ASSIGNMENT: Every line of the material that mentions the word "this" should be copied out.
+ + + + +
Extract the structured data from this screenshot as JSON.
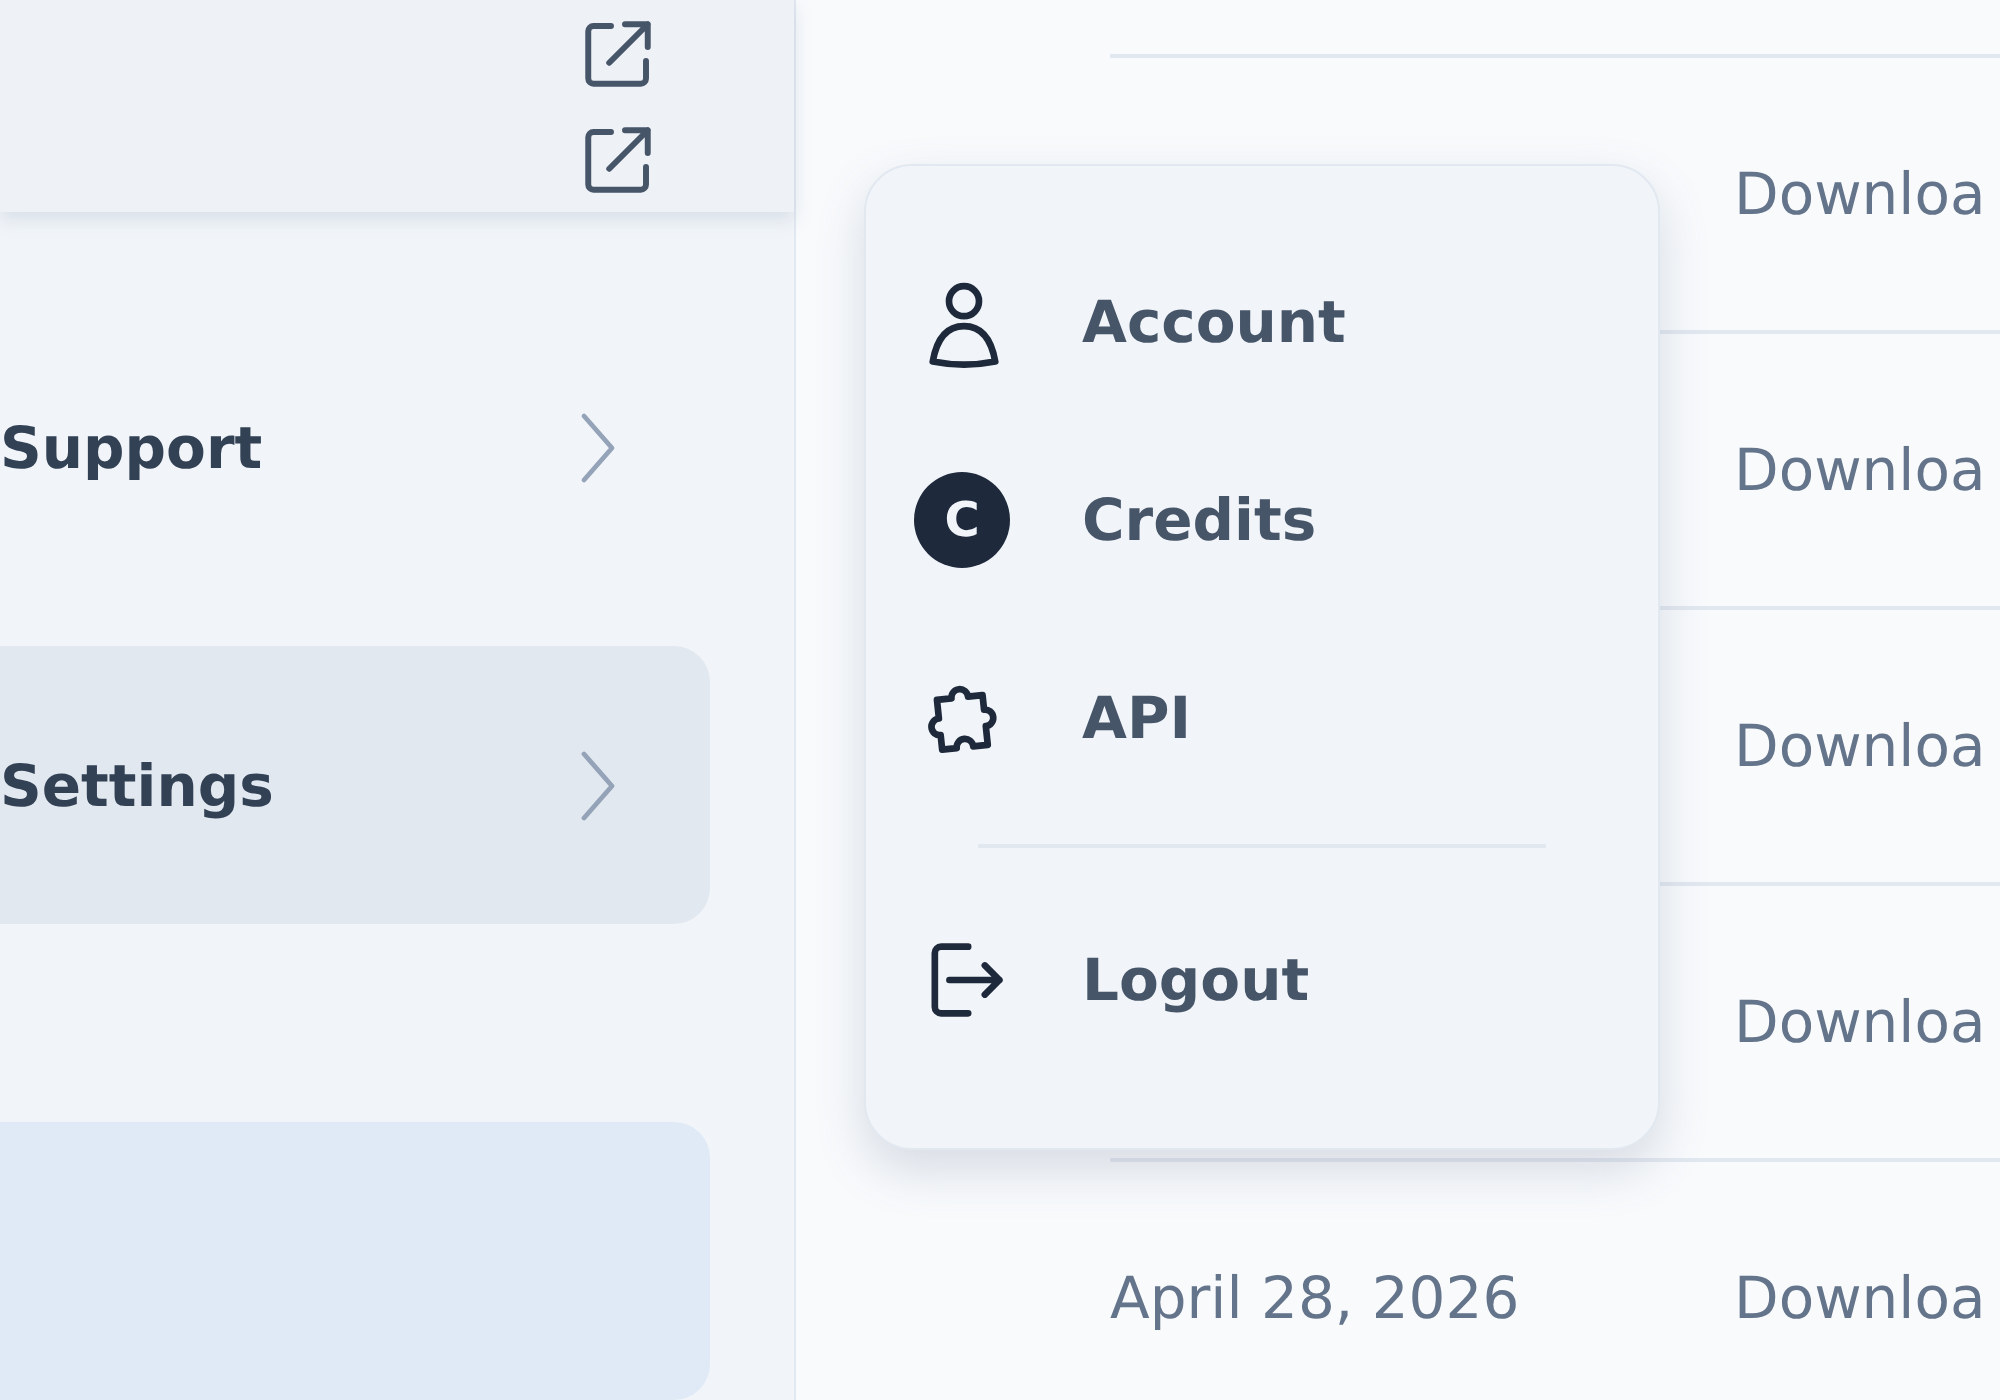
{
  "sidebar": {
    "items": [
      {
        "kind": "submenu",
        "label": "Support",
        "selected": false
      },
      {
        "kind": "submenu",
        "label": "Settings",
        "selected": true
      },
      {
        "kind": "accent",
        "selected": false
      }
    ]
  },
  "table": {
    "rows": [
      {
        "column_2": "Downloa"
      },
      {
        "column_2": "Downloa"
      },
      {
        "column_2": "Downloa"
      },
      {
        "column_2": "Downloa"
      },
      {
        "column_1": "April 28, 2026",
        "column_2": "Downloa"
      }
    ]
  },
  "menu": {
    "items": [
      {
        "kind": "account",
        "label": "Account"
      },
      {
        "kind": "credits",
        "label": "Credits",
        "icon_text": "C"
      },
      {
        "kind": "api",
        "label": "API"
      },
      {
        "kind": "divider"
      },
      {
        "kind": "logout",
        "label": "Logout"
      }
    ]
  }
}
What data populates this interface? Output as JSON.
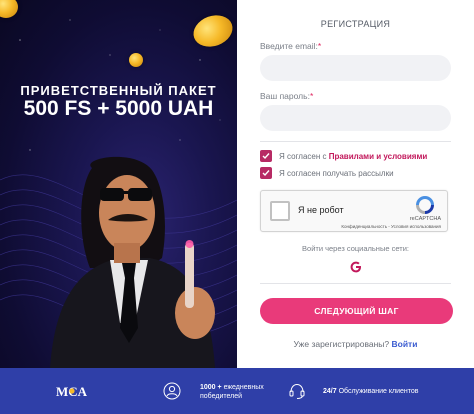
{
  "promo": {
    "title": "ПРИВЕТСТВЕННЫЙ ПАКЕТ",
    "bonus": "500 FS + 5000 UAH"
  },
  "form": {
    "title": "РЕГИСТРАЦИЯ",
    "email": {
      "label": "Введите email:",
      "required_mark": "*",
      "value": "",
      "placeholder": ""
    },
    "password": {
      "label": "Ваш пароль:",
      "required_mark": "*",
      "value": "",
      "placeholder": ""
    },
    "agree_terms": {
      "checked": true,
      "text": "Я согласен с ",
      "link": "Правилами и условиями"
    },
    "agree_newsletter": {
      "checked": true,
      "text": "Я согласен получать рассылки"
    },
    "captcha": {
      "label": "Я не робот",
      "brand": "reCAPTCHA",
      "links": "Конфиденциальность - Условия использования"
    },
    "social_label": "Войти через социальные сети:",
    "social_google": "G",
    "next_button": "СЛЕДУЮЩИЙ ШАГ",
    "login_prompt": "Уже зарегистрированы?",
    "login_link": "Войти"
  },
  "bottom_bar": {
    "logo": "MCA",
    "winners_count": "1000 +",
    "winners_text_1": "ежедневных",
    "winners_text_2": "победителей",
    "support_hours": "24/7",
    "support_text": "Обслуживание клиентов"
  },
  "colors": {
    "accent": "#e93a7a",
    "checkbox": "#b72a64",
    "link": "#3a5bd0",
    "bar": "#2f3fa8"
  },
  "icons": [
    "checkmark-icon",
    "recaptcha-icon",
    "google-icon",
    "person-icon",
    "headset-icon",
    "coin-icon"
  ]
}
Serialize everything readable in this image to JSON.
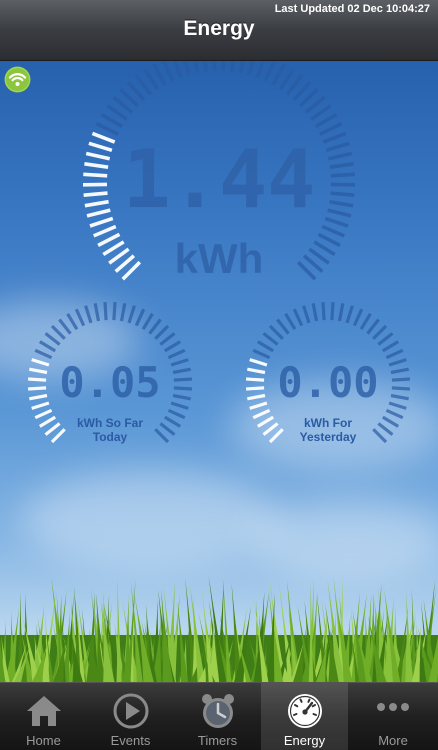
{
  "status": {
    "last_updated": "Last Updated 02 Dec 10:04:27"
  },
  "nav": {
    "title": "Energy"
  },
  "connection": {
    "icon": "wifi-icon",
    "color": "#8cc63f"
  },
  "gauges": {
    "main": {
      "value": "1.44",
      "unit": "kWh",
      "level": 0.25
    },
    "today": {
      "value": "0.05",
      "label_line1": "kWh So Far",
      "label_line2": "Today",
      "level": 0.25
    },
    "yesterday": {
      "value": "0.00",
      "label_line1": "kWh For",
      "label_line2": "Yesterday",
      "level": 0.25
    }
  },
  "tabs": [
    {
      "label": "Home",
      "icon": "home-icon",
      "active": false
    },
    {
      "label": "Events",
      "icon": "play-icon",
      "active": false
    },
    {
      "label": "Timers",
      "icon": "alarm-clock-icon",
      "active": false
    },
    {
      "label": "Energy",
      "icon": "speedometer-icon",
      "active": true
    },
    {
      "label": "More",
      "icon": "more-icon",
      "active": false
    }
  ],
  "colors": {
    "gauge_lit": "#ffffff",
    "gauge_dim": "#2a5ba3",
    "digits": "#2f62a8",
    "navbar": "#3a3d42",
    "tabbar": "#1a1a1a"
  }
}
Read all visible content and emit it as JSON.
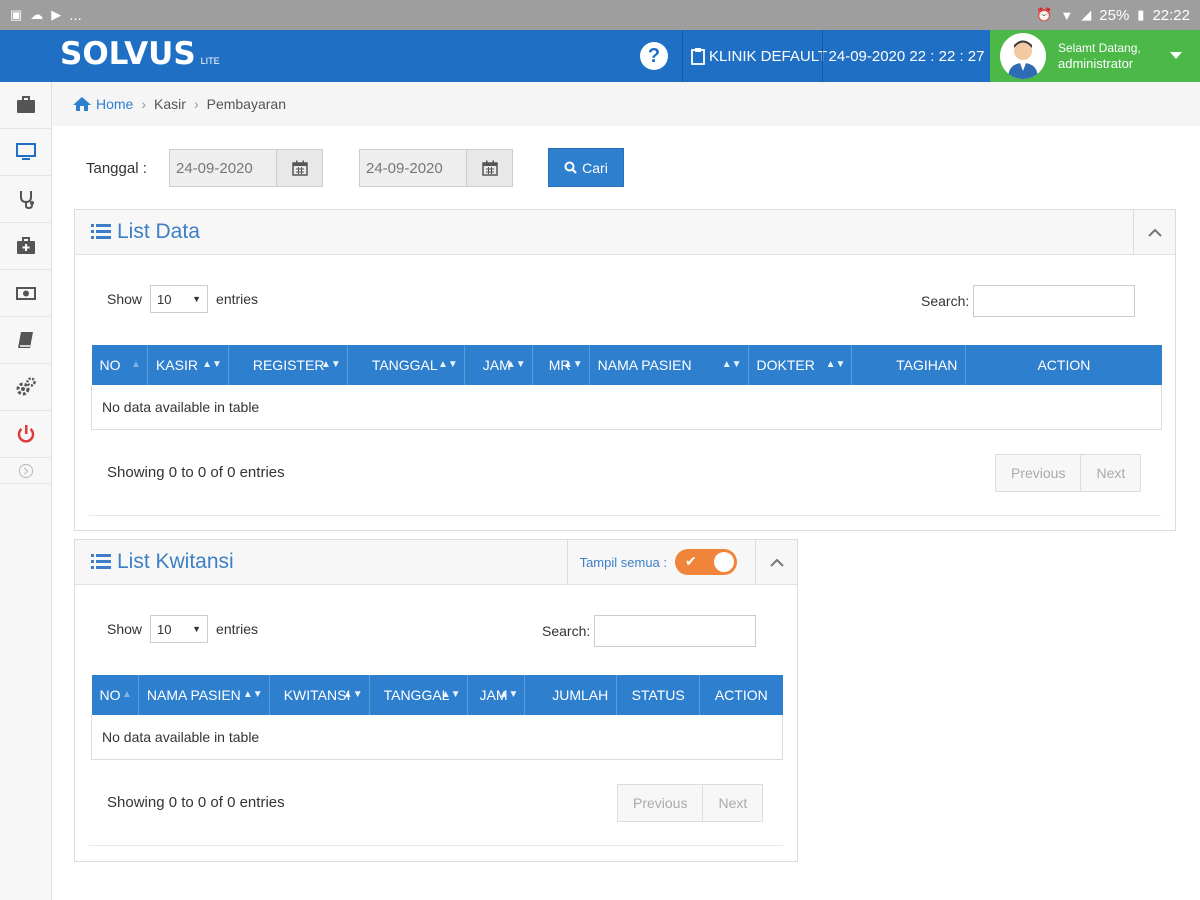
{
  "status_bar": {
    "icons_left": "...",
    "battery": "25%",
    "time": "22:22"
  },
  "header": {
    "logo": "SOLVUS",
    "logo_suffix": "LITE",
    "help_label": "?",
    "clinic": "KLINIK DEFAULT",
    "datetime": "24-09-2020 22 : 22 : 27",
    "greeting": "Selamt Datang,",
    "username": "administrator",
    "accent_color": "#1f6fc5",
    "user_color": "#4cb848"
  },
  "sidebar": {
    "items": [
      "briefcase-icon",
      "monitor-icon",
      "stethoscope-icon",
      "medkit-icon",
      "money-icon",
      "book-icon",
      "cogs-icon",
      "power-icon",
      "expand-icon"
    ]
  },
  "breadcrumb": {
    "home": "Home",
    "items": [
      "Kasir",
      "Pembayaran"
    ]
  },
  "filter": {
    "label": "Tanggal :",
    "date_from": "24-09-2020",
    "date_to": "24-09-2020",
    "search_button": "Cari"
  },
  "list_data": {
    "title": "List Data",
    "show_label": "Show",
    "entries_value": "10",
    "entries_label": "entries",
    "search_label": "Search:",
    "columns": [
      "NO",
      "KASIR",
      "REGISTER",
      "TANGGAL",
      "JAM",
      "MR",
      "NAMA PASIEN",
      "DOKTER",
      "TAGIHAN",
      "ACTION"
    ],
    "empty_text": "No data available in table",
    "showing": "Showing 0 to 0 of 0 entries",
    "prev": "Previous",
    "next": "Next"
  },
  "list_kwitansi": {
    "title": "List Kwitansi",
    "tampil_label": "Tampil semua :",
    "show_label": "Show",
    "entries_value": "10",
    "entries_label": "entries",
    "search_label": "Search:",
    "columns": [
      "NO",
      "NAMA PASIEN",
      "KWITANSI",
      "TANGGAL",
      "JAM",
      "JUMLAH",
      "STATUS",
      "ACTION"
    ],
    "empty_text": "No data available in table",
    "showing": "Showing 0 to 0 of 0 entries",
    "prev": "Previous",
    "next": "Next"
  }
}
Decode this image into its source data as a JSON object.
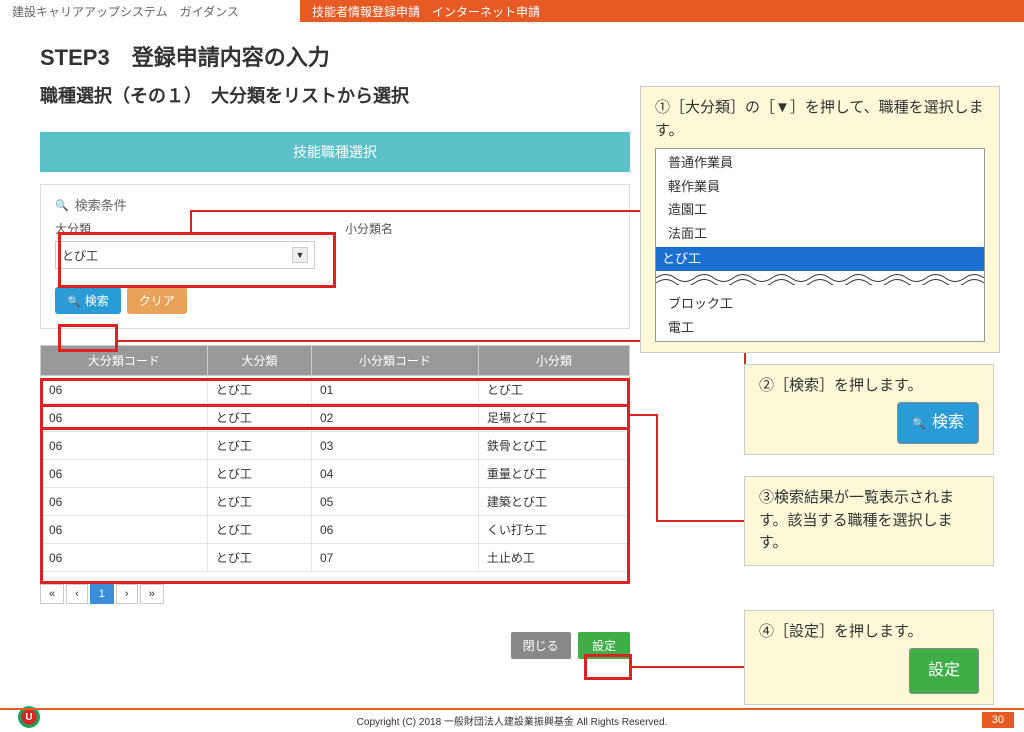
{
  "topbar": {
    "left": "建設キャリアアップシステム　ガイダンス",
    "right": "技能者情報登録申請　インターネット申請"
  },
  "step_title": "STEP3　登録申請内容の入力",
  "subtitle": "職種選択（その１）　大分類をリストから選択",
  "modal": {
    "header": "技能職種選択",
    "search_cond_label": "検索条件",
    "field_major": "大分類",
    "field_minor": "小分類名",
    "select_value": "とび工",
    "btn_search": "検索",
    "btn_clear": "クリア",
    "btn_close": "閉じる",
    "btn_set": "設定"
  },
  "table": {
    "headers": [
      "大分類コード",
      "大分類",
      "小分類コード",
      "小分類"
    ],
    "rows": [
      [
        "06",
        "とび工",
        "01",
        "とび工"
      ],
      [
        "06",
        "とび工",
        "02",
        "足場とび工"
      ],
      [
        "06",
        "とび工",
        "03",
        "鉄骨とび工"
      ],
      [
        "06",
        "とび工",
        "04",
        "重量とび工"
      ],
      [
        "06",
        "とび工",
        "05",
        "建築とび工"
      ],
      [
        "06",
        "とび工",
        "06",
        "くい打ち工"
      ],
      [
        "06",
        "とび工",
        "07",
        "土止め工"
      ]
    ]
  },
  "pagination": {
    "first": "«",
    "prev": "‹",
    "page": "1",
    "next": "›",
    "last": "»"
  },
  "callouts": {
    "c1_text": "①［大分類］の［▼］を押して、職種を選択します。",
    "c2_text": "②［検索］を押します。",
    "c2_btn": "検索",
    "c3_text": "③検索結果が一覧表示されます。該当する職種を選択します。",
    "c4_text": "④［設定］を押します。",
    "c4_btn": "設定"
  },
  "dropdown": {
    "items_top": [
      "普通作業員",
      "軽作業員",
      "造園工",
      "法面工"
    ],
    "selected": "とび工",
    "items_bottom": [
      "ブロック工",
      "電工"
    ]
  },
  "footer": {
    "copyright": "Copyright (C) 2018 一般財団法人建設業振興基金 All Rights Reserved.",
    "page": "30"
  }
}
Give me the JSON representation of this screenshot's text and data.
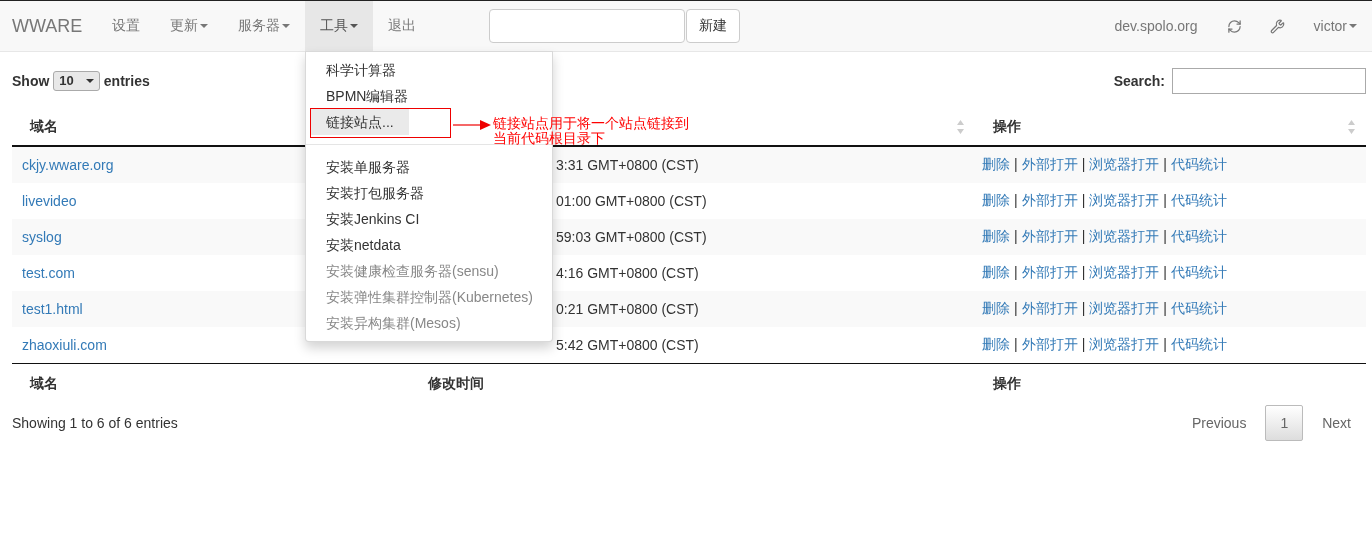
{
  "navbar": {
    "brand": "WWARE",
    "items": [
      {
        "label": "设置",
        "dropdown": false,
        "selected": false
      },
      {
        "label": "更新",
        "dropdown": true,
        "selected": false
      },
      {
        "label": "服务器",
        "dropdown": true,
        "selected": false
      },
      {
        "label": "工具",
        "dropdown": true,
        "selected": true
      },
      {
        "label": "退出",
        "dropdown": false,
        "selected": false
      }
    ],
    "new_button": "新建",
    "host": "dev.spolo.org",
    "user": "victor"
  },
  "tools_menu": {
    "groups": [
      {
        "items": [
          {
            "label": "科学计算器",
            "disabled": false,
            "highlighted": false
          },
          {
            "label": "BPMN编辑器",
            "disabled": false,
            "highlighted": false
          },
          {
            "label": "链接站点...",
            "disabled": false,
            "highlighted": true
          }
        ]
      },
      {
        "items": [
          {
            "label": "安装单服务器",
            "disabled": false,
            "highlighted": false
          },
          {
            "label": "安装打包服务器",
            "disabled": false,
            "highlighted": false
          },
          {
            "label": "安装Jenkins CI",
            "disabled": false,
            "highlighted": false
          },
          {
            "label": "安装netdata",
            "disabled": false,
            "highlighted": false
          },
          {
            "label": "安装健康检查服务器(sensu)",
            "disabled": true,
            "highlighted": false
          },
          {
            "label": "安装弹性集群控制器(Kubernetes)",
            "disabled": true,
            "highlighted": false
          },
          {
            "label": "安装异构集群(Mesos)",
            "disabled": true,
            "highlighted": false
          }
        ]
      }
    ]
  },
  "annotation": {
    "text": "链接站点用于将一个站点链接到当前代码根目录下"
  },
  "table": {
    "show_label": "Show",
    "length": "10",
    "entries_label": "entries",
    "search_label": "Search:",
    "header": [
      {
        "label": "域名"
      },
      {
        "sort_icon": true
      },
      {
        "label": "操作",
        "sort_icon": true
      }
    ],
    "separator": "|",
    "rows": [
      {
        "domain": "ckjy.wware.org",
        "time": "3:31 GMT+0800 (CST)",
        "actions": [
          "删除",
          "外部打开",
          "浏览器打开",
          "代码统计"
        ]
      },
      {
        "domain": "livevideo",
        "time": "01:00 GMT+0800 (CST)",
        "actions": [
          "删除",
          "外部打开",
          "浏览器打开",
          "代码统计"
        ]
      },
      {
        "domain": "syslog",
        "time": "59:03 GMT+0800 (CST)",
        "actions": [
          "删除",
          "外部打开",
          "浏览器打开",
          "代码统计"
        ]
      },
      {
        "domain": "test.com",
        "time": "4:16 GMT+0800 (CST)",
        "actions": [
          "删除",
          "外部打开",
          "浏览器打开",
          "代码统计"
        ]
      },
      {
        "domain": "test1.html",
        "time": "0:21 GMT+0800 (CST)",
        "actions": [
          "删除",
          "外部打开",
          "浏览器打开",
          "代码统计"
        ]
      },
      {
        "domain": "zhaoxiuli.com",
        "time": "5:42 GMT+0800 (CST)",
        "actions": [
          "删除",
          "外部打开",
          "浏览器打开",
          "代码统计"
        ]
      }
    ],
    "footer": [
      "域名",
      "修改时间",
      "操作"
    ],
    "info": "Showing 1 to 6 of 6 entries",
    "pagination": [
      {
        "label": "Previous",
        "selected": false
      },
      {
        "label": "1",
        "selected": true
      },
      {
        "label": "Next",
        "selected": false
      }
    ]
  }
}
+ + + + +
TASK OUTPUT:
Extract the structured data from this screenshot as JSON.
What data populates this interface? Output as JSON.
Serialize everything readable in this image to JSON.
Decode this image into its source data as a JSON object.
Give me the JSON representation of this screenshot's text and data.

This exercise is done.